Dr. Messer writes that this sort of training, “presupposes, of course, that an individual has no physician-imposed limitations to aerobic exercise / training and no substantially or potentially limiting health issues (such as a prior myocardial infarction, for instance).”
In sum, Dr. Messer indicates that consistent mild-to-moderate intensity interspersed with periodic vigorous intensity bouts “can collectively yield improved immunological health.”
Remember in contrast to training for peak performance, the goal in this phase is to be moderate. In this public health crisis, you want to provide time for rest and recovery so that you are not feeling lethargic.
Run-Specific Cross Training.
We love activities that mimic the running motion and increase our ability to bring in and process oxygen. Due to many of the community restrictions, this is a great time to include run-specific cross training activities in a training regiment, such as walking, hiking, elliptical, elliptigo, stair-stepper, and bike riding. We would like to include swimming, but this may not be an option due to closures of community pools.
Be mindful of your diet and continue to eat healthy food. It is easy to stockpile processed foods (crackers, chips, cereals, canned soups, and so forth), but you can also stockpile healthier foods, whether frozen, in a jar, or in a can.
Frozen fruits, peas, broccoli, brussel sprouts will add variety and nutrients, while canned beets, carrots, and other root foods will add texture and color to your meals. Tofu, nuts, and nut-butters can offer protein and healthy fats.
In times of stress, people tend to binge eat. Understand your own body, be mindful of your intake and understand that stress is normal . . . allow yourself the gift of comforting yourself in a healthy manner.
Just because your next race got cancelled doesn't mean that your fitness got cancelled! You're still in shape -- it's just a question of how you can use that fitness. Here are some possibilities -- and remember, please always follow national and local health advisories.
Running in the open air and the scenery will do wonders for your spirit. According to a 2019 study in Mental Health and Prevention, "Numerous studies found green exercise to have positive health effects, in particular, green exercise was found to reduce anxiety and stress, and to improve mood, self-esteem, attention, concentration and physical health."
Create a calm space to exercise.

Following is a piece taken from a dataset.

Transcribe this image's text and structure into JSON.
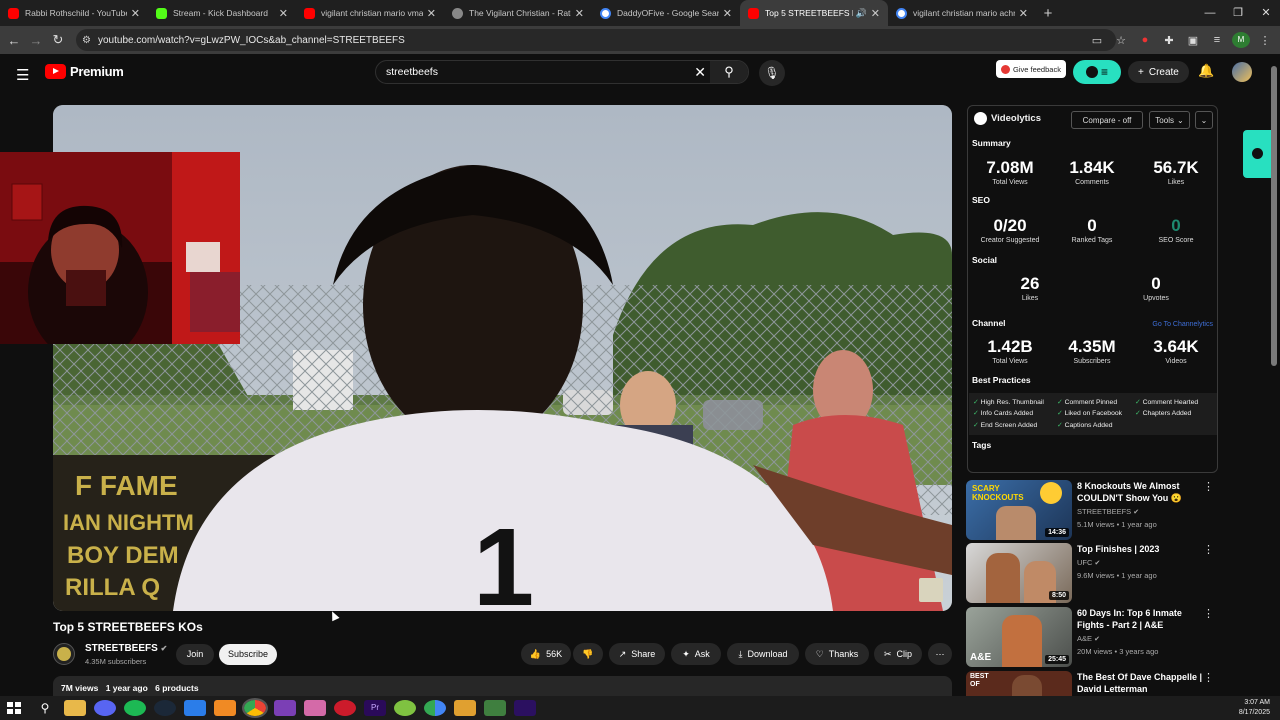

In the 2019 Mental Health and Prevention study, "Optimizing Mental Health Benefits of Exercise" (Klepeski, Koch, Hewell, Shempp, and Muller), the authors conclude that "in order to reduce stress levels by engaging in exercise, it might not be crucial to engage in green exercise but to engage in exercise in an (indoor or outdoor) environment which is being perceived as calming." As a coach, communicate with your athletes to find what is calming for them – for some it could be their neighborhood in the early morning dawn while for others it could be a treadmill with Netflix.
Organize a personal track meet.
If you're in shape and not displaying any cold or flu symptoms, head to your local track and set up a timed mile and see what you’ve got for the classic mile distance. Give yourself props for leg speed.
Pick a course that simulates your goal race and go run fast.
Consider the standard negative split workout -- run the first portion at a reasonable pace, then shift gears and run the rest of the route with intensity.
Pretend you're an Olympian.
Olympic athletes take the long view -- and you can too. You've built up your fitness, now cycle down and build it up again.
If resources permit, consider purchasing a membership in a company like Peloton or Mirror that provides virtual fitness classes. (You will want to be careful of overtraining in this environment, as it is easy to get caught up in the excitement and do more than your body can handle.)
We wish all of you the very best as you navigate this public health crisis. If you have any questions about managing this situation with your running community, we at the RRCA are happy to be a resource. Feel free to contact us, and we can provide additional RRCA resources.
If you would like to re-purpose all or part of this article, you may do so and must credit RRCA and Randy & Tia Accetta as the source.